As the spread of the coronavirus causes many cities to curtail public gatherings, farmers who sell directly to customers at farmers' markets and through CSAs are coming up with novel solutions at breakneck speed to keep their customers fed and their operations viable. For one farmer, a pool noodle is an essential part of the plan.(No paywall)
Even before he knew that city officials in Durham, North Carolina, would be suspending the local farmers’ market, George O’Neal was preparing for disruption. Last Saturday, he stood behind a table piled high with mustard greens and kale, holding a clipboard and taking names for what he hopes will become a model of coronavirus-era collaboration.(No paywall)

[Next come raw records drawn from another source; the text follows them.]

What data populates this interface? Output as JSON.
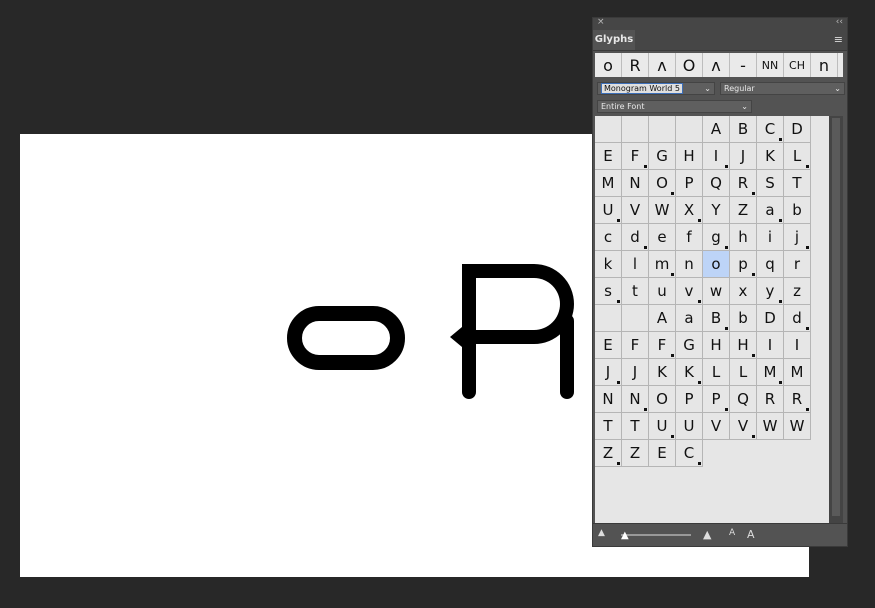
{
  "panel": {
    "close_glyph": "×",
    "collapse_glyph": "‹‹",
    "tab_label": "Glyphs",
    "menu_glyph": "≡"
  },
  "recent_glyphs": [
    "o",
    "R",
    "ᴧ",
    "O",
    "ᴧ",
    "-",
    "NN",
    "CH",
    "n"
  ],
  "font_family": "Monogram World 5",
  "font_style": "Regular",
  "glyph_set": "Entire Font",
  "glyph_grid": [
    "",
    "",
    "",
    "",
    "A",
    "B",
    "C",
    "D",
    "E",
    "F",
    "G",
    "H",
    "I",
    "J",
    "K",
    "L",
    "M",
    "N",
    "O",
    "P",
    "Q",
    "R",
    "S",
    "T",
    "U",
    "V",
    "W",
    "X",
    "Y",
    "Z",
    "a",
    "b",
    "c",
    "d",
    "e",
    "f",
    "g",
    "h",
    "i",
    "j",
    "k",
    "l",
    "m",
    "n",
    "o",
    "p",
    "q",
    "r",
    "s",
    "t",
    "u",
    "v",
    "w",
    "x",
    "y",
    "z",
    "",
    "",
    "A",
    "a",
    "B",
    "b",
    "D",
    "d",
    "E",
    "F",
    "F",
    "G",
    "H",
    "H",
    "I",
    "I",
    "J",
    "J",
    "K",
    "K",
    "L",
    "L",
    "M",
    "M",
    "N",
    "N",
    "O",
    "P",
    "P",
    "Q",
    "R",
    "R",
    "T",
    "T",
    "U",
    "U",
    "V",
    "V",
    "W",
    "W",
    "Z",
    "Z",
    "E",
    "C"
  ],
  "selected_glyph_index": 44,
  "footer": {
    "small_mountain": "▲",
    "large_mountain": "▲",
    "zoom_out": "A",
    "zoom_in": "A"
  },
  "canvas_text": "oR"
}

Communities across the country are attempting to delay the spread of the novel coronavirus by canceling large events, closing schools, and banning large gatherings. But farmers who sell directly to consumers, through farmers' markets or other channels, are concerned about how their farms will survive if those outlets temporarily shutter.(No paywall)
Community supported agriculture (CSA) began as a year-long direct-marketing commitment between farmers and consumers. With local food in high demand, "on-line hubs are using sophisticated distribution technology to snap into the food chain, often using CSA to describe what they deliver," says the New York Times, some of it is neither local nor direct from the farm, such as olive oil or tropical fruit.
For growers and consumers, community supported agriculture is an attractive model, says Civil Eats — subscribers get a weekly allotment of fresh produce and farmers have an assured source of income. "But the boxes can be inconsistent" because they depend on what's in season at the farm, writes Chris Hardman.
With 8,268 listings in the National Farmers Markets Directory, USDA is creating three new directories for local food marketing. The new catalogs will cover Community Supported Agriculture projects, food hubs and...